It is £1200 per day. but the org needs more than £30 grand a month to cope with debt before ops costs. Going to be interesting to see if the whole house of cards comes down before Christmas.

Anonymous said...

Noticable that in the Wednesbury council election last night, the BNP didn't have a candidate but the NF did. And this in an area close to Tipton, one of their traditional strongholds. A sign not only of the BNP falling apart but also closer co-operation between the two parties maybe?

Anonymous said...

Noticable that in the Wednesbury council election last night, the BNP didn't have a candidate but the NF did. And this in an area close to Tipton, one of their traditional strongholds. A sign not only of the BNP falling apart but also closer co-operation between the two parties maybe?

The NF will be crowing that they beat the Lib Dem and came third. However, the Lib vote was 45 (!) and the NF got 76 (3.6%). Labour won massively with 62%. Big win for Labour.

Lab - 62.1%
C - 30.2%
NF - 3.6%
LD - 2.1%
Green - 2.0%

Anonymous said...

The NF will be crowing that they beat the Lib Dem and came third. However, the Lib vote was 45 (!) and the NF got 76 (3.6%). Labour won massively with 62%. Big win for Labour.

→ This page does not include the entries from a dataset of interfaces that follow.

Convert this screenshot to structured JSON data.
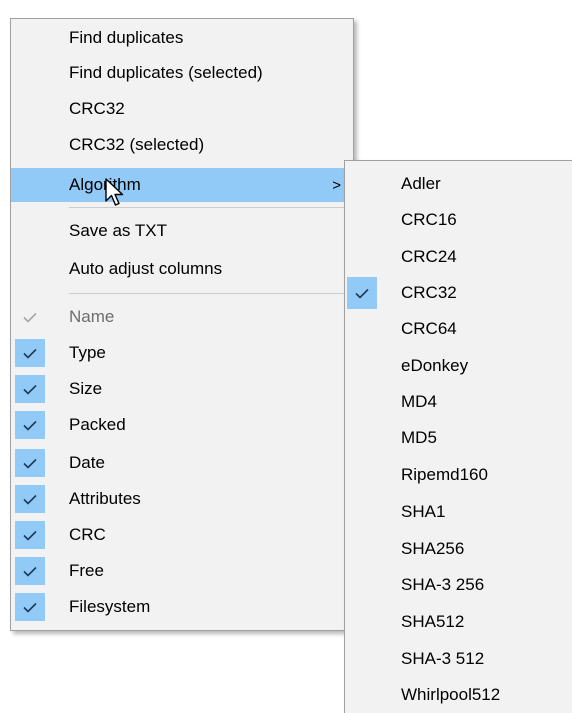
{
  "main_menu": {
    "items": [
      {
        "label": "Find duplicates"
      },
      {
        "label": "Find duplicates (selected)"
      },
      {
        "label": "CRC32"
      },
      {
        "label": "CRC32 (selected)"
      },
      {
        "label": "Algorithm",
        "submenu_arrow": ">"
      },
      {
        "label": "Save as TXT"
      },
      {
        "label": "Auto adjust columns"
      }
    ],
    "columns": [
      {
        "label": "Name",
        "checked": true,
        "disabled": true
      },
      {
        "label": "Type",
        "checked": true
      },
      {
        "label": "Size",
        "checked": true
      },
      {
        "label": "Packed",
        "checked": true
      },
      {
        "label": "Date",
        "checked": true
      },
      {
        "label": "Attributes",
        "checked": true
      },
      {
        "label": "CRC",
        "checked": true
      },
      {
        "label": "Free",
        "checked": true
      },
      {
        "label": "Filesystem",
        "checked": true
      }
    ]
  },
  "algorithm_submenu": {
    "items": [
      {
        "label": "Adler"
      },
      {
        "label": "CRC16"
      },
      {
        "label": "CRC24"
      },
      {
        "label": "CRC32",
        "checked": true
      },
      {
        "label": "CRC64"
      },
      {
        "label": "eDonkey"
      },
      {
        "label": "MD4"
      },
      {
        "label": "MD5"
      },
      {
        "label": "Ripemd160"
      },
      {
        "label": "SHA1"
      },
      {
        "label": "SHA256"
      },
      {
        "label": "SHA-3 256"
      },
      {
        "label": "SHA512"
      },
      {
        "label": "SHA-3 512"
      },
      {
        "label": "Whirlpool512"
      }
    ]
  },
  "colors": {
    "menu_bg": "#f2f2f2",
    "highlight": "#91c9f7",
    "check_dark": "#1f3a5a",
    "check_disabled": "#a7a7a7",
    "text": "#000000",
    "disabled_text": "#6d6d6d"
  }
}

It is indeed, but it's an area where there's always been a rump of NF support.

anarchist said...

If they had 14,000 members, and each paid an annual fee of 26 pounds, that would just about add up to roughly 1000 pounds a day. So I don't think that figure is unsustainable. Whether it's true or not is of course another question.

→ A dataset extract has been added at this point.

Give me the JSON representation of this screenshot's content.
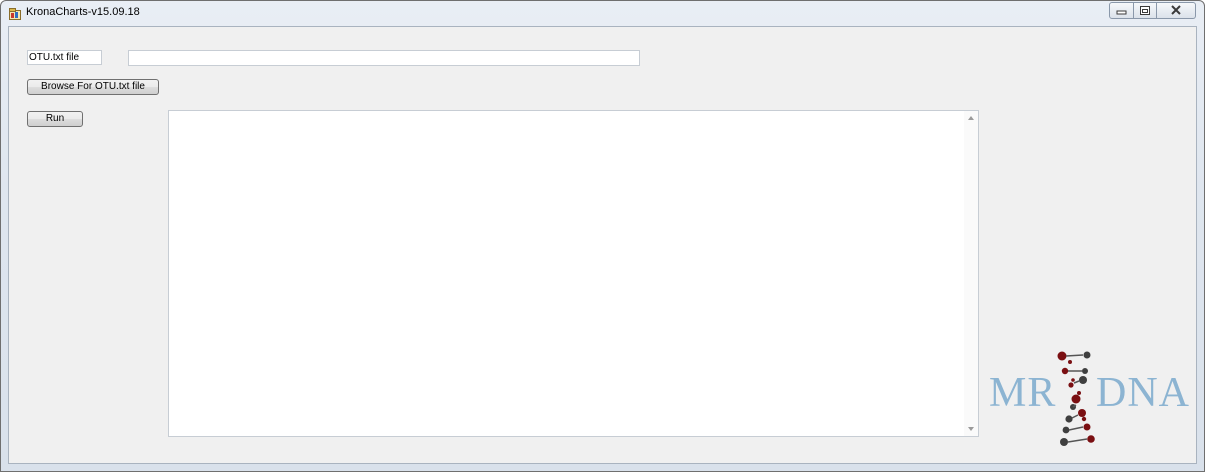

Grant said...

Eventually it will become more obvious, this is staged. Eveyry where, driop by drip the party is being carefully dismantled behind Nick Griffin's back and reassembled elsewhere.

This orchestrated regrouping has been well-planned in advance - to shake off Griffin and the "mismanagement" to form a new party. If you've been around the politics block a while left or right) then you'll be familiar with this tactic.

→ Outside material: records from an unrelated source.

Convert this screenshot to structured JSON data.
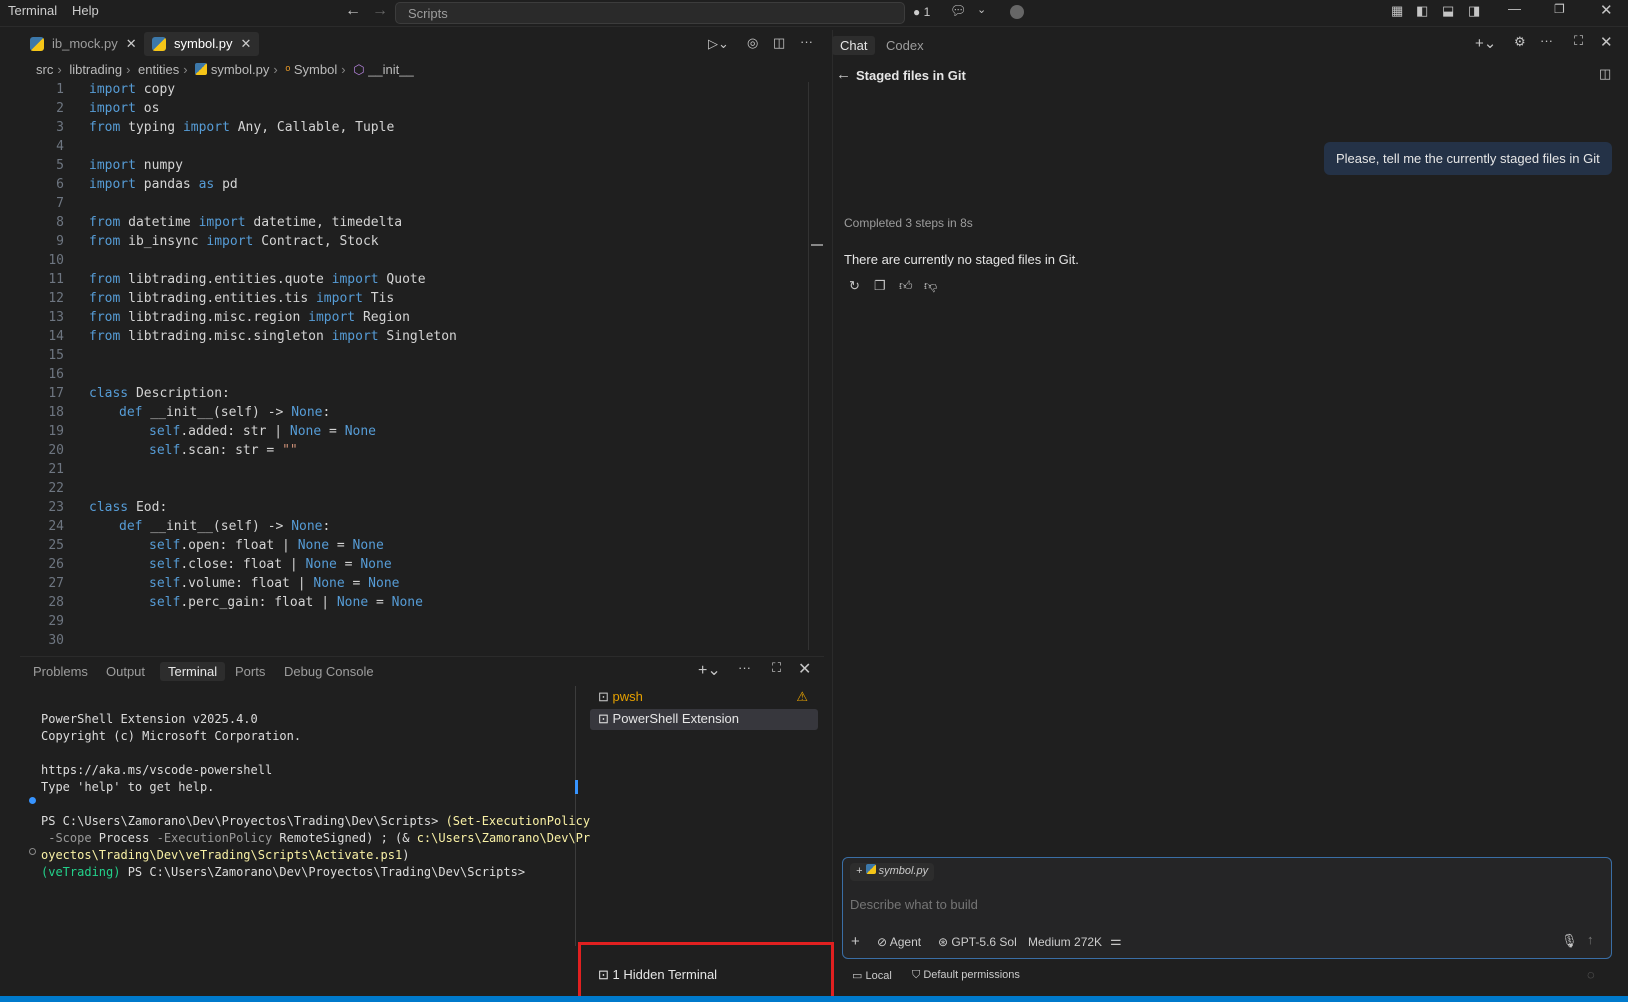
{
  "menu": {
    "terminal": "Terminal",
    "help": "Help"
  },
  "search": {
    "placeholder": "Scripts"
  },
  "titlebar": {
    "notifications": "1"
  },
  "editor": {
    "tabs": [
      {
        "label": "ib_mock.py"
      },
      {
        "label": "symbol.py"
      }
    ],
    "breadcrumb": [
      "src",
      "libtrading",
      "entities",
      "symbol.py",
      "Symbol",
      "__init__"
    ]
  },
  "code": {
    "lines": [
      "1",
      "2",
      "3",
      "4",
      "5",
      "6",
      "7",
      "8",
      "9",
      "10",
      "11",
      "12",
      "13",
      "14",
      "15",
      "16",
      "17",
      "18",
      "19",
      "20",
      "21",
      "22",
      "23",
      "24",
      "25",
      "26",
      "27",
      "28",
      "29",
      "30"
    ],
    "t": {
      "import": "import",
      "from": "from",
      "as": "as",
      "class": "class",
      "def": "def",
      "none": "None",
      "self": "self",
      "copy": " copy",
      "os": " os",
      "typing": " typing ",
      "anycall": " Any, Callable, Tuple",
      "numpy": " numpy",
      "pandas": " pandas ",
      "pd": " pd",
      "datetime": " datetime ",
      "dtd": " datetime, timedelta",
      "ibinsync": " ib_insync ",
      "cs": " Contract, Stock",
      "quote": " libtrading.entities.quote ",
      "quoteN": " Quote",
      "tis": " libtrading.entities.tis ",
      "tisN": " Tis",
      "region": " libtrading.misc.region ",
      "regionN": " Region",
      "single": " libtrading.misc.singleton ",
      "singleN": " Singleton",
      "desc": " Description:",
      "eod": " Eod:",
      "init": " __init__(self) -> ",
      "colon": ":",
      "added": ".added: str | ",
      "eqnone": " = ",
      "scan": ".scan: str = ",
      "emptystr": "\"\"",
      "open": ".open: float | ",
      "close": ".close: float | ",
      "volume": ".volume: float | ",
      "perc": ".perc_gain: float | "
    }
  },
  "chat": {
    "tabs": [
      "Chat",
      "Codex"
    ],
    "title": "Staged files in Git",
    "user_message": "Please, tell me the currently staged files in Git",
    "status": "Completed 3 steps in 8s",
    "reply": "There are currently no staged files in Git.",
    "attachment": "symbol.py",
    "input_placeholder": "Describe what to build",
    "mode": "Agent",
    "model": "GPT-5.6 Sol",
    "effort": "Medium 272K",
    "footer_local": "Local",
    "footer_permissions": "Default permissions"
  },
  "panel": {
    "tabs": [
      "Problems",
      "Output",
      "Terminal",
      "Ports",
      "Debug Console"
    ],
    "terminals": [
      "pwsh",
      "PowerShell Extension"
    ],
    "hidden": "1 Hidden Terminal",
    "term": {
      "l1": "PowerShell Extension v2025.4.0",
      "l2": "Copyright (c) Microsoft Corporation.",
      "l3": "https://aka.ms/vscode-powershell",
      "l4": "Type 'help' to get help.",
      "p1": "PS C:\\Users\\Zamorano\\Dev\\Proyectos\\Trading\\Dev\\Scripts> ",
      "c1": "(Set-ExecutionPolicy",
      "p2a": " -Scope ",
      "p2b": "Process",
      "p2c": " -ExecutionPolicy ",
      "p2d": "RemoteSigned",
      "p2e": ") ; (& ",
      "p2f": "c:\\Users\\Zamorano\\Dev\\Pr",
      "p3": "oyectos\\Trading\\Dev\\veTrading\\Scripts\\Activate.ps1",
      "p3e": ")",
      "venv": "(veTrading)",
      "p4": " PS C:\\Users\\Zamorano\\Dev\\Proyectos\\Trading\\Dev\\Scripts>"
    }
  },
  "colors": {
    "accent": "#3a6ea5",
    "highlight": "#e02020",
    "keyword": "#569cd6"
  }
}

Colgate along with all the others are seeking refuge in the BFP. Why has she not resigned her council seat? Do you really think a BNP councilor cares about her ward duties or averting a by-election? Then there's the others, Barnbrook, Derby, and the dissident BNP branches that have dropped the BNP bit of their name and replaced it with freedom or patriots etc, they are building for something, a relaunch and the anti Facist movement needs to wake up now and realise this.

The Lancaster Unity writers need to take a closer look at them because at close investigation it becomes apparent the BFP is an obvious part of this 'Griffin-squashing' plan.

This time they are playing it smarter than the BNP. They are the SAME party, new clothes, new aftershave, same old toxic policies in disguise.... now a few familiar old names are beginning to emerge.

On a larger scale, but with great success Blair took over Labour and won over his most hated opponents as magical New Labour>. The BNP watch and learn like everyone else.

Well - say hello to New Nazi, reloaded, low-fat, sugar-free, no-added preservatives (or colours) all ready for the coalition era. The BFP.

Please don't let them fool you. That's how they work. They need to be exposed before they fool many more.

Grant. (Investigative Journalist)
Northern Ireland